WORK TASK
Looking at the records below, please work out how many lines contain the word "JSON" and give the number alone.

DATA RECORDS

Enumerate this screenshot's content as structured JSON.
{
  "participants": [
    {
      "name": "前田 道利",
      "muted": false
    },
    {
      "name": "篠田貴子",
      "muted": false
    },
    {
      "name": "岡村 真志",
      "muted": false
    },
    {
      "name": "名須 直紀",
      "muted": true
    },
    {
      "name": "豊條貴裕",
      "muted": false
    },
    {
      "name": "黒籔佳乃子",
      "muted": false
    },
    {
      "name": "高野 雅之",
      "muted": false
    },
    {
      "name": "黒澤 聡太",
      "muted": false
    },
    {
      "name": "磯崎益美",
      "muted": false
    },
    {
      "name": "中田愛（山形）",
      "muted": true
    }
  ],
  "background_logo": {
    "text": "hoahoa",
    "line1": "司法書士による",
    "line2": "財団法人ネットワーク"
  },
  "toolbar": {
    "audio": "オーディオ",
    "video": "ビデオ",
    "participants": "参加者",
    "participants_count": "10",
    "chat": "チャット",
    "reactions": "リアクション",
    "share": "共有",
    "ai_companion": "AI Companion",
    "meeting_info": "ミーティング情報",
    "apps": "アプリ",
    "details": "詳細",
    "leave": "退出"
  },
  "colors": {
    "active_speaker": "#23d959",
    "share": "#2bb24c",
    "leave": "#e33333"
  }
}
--
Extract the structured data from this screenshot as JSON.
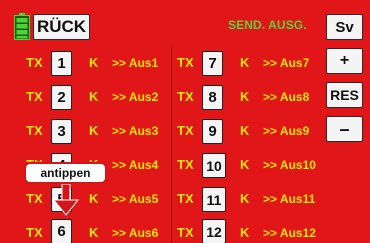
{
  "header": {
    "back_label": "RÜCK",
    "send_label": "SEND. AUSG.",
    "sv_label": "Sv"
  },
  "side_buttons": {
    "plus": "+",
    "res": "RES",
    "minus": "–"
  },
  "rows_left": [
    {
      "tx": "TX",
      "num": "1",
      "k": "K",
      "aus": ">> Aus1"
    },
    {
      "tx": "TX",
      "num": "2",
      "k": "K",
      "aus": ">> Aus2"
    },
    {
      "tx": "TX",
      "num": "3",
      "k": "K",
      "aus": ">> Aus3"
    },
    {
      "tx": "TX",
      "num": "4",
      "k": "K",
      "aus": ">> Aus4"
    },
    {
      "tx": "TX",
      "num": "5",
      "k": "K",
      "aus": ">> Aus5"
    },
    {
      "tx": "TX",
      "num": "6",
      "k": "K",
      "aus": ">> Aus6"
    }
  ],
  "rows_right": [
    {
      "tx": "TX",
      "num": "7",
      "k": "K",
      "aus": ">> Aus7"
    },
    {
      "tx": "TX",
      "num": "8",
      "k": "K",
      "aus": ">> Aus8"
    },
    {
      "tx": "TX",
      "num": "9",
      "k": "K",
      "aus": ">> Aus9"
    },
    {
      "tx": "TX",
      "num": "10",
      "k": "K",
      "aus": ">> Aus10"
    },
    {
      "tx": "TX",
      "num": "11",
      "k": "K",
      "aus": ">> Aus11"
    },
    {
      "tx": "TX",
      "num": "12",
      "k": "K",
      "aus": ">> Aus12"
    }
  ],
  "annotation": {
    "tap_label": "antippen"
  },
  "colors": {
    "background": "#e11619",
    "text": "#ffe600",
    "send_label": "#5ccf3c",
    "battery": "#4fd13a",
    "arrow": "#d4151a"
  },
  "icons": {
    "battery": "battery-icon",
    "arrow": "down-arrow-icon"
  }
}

ANSWER TO THE PROBLEM
2